Go through the data below. Pull out every line that has the word "Strategies".

■ Website and app data records
+--
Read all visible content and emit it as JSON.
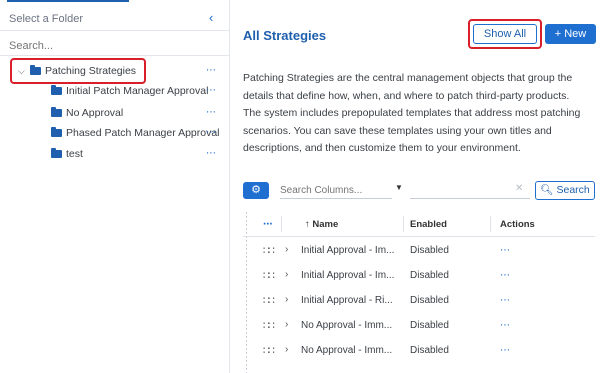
{
  "left_panel": {
    "folder_select_label": "Select a Folder",
    "search_placeholder": "Search...",
    "tree": [
      {
        "label": "Patching Strategies",
        "expanded": true,
        "level": 0
      },
      {
        "label": "Initial Patch Manager Approval",
        "level": 1
      },
      {
        "label": "No Approval",
        "level": 1
      },
      {
        "label": "Phased Patch Manager Approval",
        "level": 1
      },
      {
        "label": "test",
        "level": 1
      }
    ],
    "more_glyph": "⋯"
  },
  "main": {
    "title": "All Strategies",
    "show_all_label": "Show All",
    "new_label": "+ New",
    "description": "Patching Strategies are the central management objects that group the details that define how, when, and where to patch third-party products. The system includes prepopulated templates that address most patching scenarios. You can save these templates using your own titles and descriptions, and then customize them to your environment.",
    "toolbar": {
      "search_columns_placeholder": "Search Columns...",
      "search_button_label": "Search"
    },
    "table": {
      "columns": [
        "↑ Name",
        "Enabled",
        "Actions"
      ],
      "rows": [
        {
          "name": "Initial Approval - Im...",
          "enabled": "Disabled"
        },
        {
          "name": "Initial Approval - Im...",
          "enabled": "Disabled"
        },
        {
          "name": "Initial Approval - Ri...",
          "enabled": "Disabled"
        },
        {
          "name": "No Approval - Imm...",
          "enabled": "Disabled"
        },
        {
          "name": "No Approval - Imm...",
          "enabled": "Disabled"
        }
      ]
    }
  },
  "colors": {
    "accent": "#1f6fd1",
    "highlight_border": "#d9202a",
    "folder_icon": "#1f5fae"
  }
}
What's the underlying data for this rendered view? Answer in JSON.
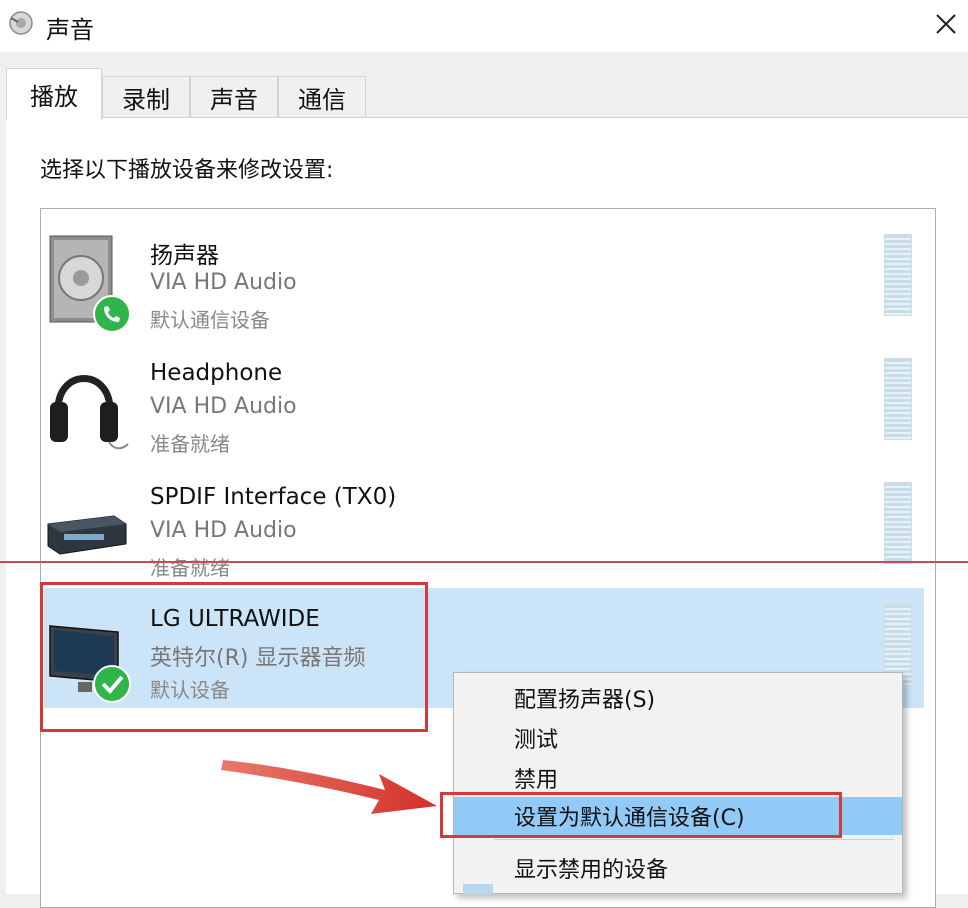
{
  "window": {
    "title": "声音"
  },
  "tabs": [
    {
      "label": "播放",
      "active": true
    },
    {
      "label": "录制",
      "active": false
    },
    {
      "label": "声音",
      "active": false
    },
    {
      "label": "通信",
      "active": false
    }
  ],
  "instruction": "选择以下播放设备来修改设置:",
  "devices": [
    {
      "name": "扬声器",
      "driver": "VIA HD Audio",
      "status": "默认通信设备",
      "icon": "speaker-icon",
      "badge": "phone-badge-icon"
    },
    {
      "name": "Headphone",
      "driver": "VIA HD Audio",
      "status": "准备就绪",
      "icon": "headphone-icon"
    },
    {
      "name": "SPDIF Interface (TX0)",
      "driver": "VIA HD Audio",
      "status": "准备就绪",
      "icon": "spdif-device-icon"
    },
    {
      "name": "LG ULTRAWIDE",
      "driver": "英特尔(R) 显示器音频",
      "status": "默认设备",
      "icon": "monitor-icon",
      "badge": "check-badge-icon",
      "selected": true
    }
  ],
  "context_menu": {
    "items": [
      {
        "label": "配置扬声器(S)"
      },
      {
        "label": "测试"
      },
      {
        "label": "禁用"
      },
      {
        "label": "设置为默认通信设备(C)",
        "hover": true
      },
      {
        "label": "显示禁用的设备"
      }
    ]
  },
  "colors": {
    "selected_row": "#cce4f7",
    "menu_hover": "#91c9f7",
    "annotation_red": "#d43a3a",
    "badge_green": "#2fb54a"
  }
}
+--
■ Output below
        "label": "Patching Strategies",
    "title": "All Strategies",
    "description": "Patching Strategies are the central management objects that group the details that define how, when, and where to patch third-party products. The system includes prepopulated templates that address most patching scenarios. You can save these templates using your own titles and descriptions, and then customize them to your environment.",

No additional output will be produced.